▶ _What this task involves_: In the lines below, look for "Storage". Copy each line where it appears.

++++++++++

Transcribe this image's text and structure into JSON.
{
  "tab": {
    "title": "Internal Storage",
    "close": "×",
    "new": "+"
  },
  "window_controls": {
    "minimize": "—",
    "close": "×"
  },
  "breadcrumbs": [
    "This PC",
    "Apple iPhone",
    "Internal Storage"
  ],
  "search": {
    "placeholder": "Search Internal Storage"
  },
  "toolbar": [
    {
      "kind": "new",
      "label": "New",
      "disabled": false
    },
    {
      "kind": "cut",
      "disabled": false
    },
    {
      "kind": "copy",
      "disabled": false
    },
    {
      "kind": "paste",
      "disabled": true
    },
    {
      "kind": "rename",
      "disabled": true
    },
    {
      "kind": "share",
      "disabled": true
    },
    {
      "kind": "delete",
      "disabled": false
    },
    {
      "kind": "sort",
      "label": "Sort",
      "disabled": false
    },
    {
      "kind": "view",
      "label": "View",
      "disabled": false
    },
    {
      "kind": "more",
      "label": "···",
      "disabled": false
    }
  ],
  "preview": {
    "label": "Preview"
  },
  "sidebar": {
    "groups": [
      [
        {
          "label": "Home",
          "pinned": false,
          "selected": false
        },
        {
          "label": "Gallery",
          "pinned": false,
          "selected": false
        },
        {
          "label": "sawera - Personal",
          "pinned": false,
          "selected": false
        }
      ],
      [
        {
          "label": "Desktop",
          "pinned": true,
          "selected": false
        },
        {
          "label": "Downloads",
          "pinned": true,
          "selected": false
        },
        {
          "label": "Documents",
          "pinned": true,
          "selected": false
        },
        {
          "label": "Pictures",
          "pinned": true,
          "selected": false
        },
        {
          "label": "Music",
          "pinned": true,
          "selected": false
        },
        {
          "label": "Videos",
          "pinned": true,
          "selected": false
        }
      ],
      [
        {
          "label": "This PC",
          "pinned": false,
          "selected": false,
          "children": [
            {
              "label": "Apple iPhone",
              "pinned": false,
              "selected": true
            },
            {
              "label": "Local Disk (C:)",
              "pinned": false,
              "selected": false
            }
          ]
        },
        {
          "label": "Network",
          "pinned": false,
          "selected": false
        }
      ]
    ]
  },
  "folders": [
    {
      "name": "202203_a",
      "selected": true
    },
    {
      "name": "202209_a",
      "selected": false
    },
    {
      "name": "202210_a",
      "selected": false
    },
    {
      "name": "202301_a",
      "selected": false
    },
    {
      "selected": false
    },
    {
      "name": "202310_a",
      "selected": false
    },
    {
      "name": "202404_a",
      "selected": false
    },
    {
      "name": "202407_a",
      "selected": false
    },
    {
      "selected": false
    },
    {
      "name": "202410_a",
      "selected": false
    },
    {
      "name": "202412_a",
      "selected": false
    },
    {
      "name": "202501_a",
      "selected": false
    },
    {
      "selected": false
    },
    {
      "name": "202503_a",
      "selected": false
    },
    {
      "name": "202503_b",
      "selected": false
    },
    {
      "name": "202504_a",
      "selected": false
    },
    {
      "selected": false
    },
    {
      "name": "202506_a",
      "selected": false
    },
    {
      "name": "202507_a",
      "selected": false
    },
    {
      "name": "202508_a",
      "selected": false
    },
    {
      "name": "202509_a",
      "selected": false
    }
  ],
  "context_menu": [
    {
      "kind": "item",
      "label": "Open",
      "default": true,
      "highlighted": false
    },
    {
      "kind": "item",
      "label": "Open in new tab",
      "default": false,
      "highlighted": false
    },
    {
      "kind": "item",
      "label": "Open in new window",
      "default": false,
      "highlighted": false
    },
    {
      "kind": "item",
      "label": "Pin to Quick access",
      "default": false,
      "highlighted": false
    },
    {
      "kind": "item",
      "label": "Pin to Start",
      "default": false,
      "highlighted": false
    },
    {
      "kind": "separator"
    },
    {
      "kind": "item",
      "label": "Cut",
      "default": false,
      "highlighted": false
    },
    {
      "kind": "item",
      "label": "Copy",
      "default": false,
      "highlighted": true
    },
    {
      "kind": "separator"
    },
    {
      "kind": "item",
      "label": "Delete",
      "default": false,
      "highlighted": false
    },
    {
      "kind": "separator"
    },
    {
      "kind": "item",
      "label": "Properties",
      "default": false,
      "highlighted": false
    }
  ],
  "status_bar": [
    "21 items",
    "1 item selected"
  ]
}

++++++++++

▶ _Reply to the task_:
    "title": "Internal Storage",
    "Internal Storage"
    "placeholder": "Search Internal Storage"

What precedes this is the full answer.